• Thanks for the quick "accept" of my answer. You are generally advised to wait 24 h or so to see if a better answer comes along or if someone smarter spots a big flaw in my solution. If it does happen you can select the other answer. Welcome to EE.SE. Good first question. +1. Commented Mar 30, 2016 at 0:18
• I've been trying to study this and figure out how it all works and do the calculations, but I think I'm doing something wrong. Using the math in the answer in that other link I believe that the exact gain should be -0.931. I found this by finding the difference of the input range (4.75-0.325=4.425) and the difference of the output range (4.50-0.38=4.12). Then 4.12/4.425=0.931. If I take the formula V-out=Gain*(V+ - V-), then I get 5.16 V that needs to come from the voltage divider, which doesn't make sense Commented Mar 30, 2016 at 19:01
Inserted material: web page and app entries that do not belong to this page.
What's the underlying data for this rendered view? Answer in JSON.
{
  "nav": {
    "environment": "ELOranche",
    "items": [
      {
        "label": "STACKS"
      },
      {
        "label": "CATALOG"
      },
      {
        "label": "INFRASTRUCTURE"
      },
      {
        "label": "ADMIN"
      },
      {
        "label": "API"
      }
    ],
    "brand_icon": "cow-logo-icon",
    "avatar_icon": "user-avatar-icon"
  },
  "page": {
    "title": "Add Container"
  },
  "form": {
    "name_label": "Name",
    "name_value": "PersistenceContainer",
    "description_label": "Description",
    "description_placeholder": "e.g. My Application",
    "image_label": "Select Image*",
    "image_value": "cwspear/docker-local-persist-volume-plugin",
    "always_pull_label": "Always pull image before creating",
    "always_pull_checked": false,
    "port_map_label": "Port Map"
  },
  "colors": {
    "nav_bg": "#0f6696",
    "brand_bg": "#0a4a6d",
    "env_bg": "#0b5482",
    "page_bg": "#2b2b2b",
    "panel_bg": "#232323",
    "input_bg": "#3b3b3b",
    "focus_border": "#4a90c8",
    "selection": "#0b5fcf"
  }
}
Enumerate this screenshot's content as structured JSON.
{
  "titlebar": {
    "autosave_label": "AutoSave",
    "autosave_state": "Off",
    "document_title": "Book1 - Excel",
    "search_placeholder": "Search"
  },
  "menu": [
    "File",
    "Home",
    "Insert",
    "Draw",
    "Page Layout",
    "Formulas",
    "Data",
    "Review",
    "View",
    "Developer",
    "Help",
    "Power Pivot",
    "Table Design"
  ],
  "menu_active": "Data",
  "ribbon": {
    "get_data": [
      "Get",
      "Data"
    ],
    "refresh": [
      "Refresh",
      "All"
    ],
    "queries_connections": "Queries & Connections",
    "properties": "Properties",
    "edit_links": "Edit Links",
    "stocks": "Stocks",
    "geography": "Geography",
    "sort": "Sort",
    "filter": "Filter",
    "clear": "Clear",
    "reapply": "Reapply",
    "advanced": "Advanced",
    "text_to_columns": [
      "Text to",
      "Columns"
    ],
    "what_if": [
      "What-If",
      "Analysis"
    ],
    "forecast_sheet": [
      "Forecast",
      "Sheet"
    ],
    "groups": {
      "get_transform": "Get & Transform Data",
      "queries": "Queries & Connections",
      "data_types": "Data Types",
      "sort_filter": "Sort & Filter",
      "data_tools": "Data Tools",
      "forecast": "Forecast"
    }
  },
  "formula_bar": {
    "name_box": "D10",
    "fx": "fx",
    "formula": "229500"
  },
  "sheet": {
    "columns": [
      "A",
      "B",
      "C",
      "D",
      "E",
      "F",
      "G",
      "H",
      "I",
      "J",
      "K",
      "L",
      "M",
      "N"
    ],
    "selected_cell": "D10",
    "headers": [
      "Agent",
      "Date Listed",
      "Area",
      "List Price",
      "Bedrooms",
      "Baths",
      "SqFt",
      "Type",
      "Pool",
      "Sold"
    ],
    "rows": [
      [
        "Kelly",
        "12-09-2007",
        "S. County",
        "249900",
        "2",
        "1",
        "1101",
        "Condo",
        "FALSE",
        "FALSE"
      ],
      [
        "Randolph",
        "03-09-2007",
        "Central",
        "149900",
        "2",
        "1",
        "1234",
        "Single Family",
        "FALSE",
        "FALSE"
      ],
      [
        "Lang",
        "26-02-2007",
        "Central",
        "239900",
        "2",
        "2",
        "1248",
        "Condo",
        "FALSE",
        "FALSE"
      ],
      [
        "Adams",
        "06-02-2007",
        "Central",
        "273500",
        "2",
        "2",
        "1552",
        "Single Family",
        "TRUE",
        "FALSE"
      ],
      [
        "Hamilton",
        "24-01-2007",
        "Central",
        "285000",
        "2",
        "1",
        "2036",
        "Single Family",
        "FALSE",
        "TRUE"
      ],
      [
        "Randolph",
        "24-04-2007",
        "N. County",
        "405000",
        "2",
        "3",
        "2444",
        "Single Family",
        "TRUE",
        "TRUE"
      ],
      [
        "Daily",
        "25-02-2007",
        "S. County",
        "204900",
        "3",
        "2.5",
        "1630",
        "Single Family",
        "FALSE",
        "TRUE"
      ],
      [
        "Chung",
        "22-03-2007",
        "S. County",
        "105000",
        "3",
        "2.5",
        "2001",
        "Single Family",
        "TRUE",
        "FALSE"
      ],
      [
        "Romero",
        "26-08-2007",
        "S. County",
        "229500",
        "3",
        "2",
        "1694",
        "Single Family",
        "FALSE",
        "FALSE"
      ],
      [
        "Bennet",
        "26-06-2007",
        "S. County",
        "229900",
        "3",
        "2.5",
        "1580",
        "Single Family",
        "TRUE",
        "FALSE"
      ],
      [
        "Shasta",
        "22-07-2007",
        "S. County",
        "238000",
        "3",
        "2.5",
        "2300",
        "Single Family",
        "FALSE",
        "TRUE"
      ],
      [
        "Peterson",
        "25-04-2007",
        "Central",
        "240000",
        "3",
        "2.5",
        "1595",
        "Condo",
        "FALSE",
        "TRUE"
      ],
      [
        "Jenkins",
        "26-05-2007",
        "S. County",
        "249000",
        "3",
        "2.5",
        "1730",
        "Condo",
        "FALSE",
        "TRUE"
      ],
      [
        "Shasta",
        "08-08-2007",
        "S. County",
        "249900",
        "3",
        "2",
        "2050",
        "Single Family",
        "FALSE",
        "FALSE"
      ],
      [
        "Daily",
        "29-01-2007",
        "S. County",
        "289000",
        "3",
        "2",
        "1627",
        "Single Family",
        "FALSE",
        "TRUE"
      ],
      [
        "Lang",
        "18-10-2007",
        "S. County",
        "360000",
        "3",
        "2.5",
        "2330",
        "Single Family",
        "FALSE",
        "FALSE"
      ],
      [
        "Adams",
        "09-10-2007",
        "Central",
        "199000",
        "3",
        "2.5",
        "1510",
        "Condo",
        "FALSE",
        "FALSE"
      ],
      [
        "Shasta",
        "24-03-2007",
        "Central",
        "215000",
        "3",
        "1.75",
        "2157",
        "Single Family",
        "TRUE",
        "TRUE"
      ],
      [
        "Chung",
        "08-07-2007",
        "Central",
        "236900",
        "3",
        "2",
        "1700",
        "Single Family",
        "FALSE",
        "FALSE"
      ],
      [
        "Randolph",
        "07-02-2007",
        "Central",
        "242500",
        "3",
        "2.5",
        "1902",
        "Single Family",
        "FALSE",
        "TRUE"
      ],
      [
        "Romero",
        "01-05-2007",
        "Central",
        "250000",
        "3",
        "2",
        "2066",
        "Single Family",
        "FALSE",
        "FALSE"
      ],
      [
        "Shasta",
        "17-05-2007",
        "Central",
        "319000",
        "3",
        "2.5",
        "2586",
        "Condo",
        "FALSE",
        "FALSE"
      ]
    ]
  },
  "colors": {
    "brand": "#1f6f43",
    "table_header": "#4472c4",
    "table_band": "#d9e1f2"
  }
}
• Perfectly correct on your calculations for the gain of -0.931. So if we go for a gain of -1 that would be 7% or 3 or 4% dead zone at each end of the throttle which you would be very unlikely to notice. Your resistors, power supply voltage and throttle will all have a tolerance so my approach would be to try it out and adjust if required. I monitor the site regularly so ask another question if you get stuck. Commented Mar 30, 2016 at 19:23
• As a matter of interest, is the throttle from an electric bike? Have you got a part number? There's a small chance that you can reverse the output by reversing the polarity of the magnet but the mechanisms can be difficult to reassemble. Commented Mar 30, 2016 at 19:26

By reversing the magnet position (the magnet is inside the throttle, the throttle needs to be dismantled, which isn't difficult). The poles will change (north with south) and you will have almost 5v at beginning and drop to 0.8v at max.

• Welcome to EE.SE. That doesn't always work. How do I know? I tried it. Please capitalise and punctuate your sentences properly. It's site policy. See Write to the best of your ability on the site's help pages. Commented Apr 2, 2019 at 21:13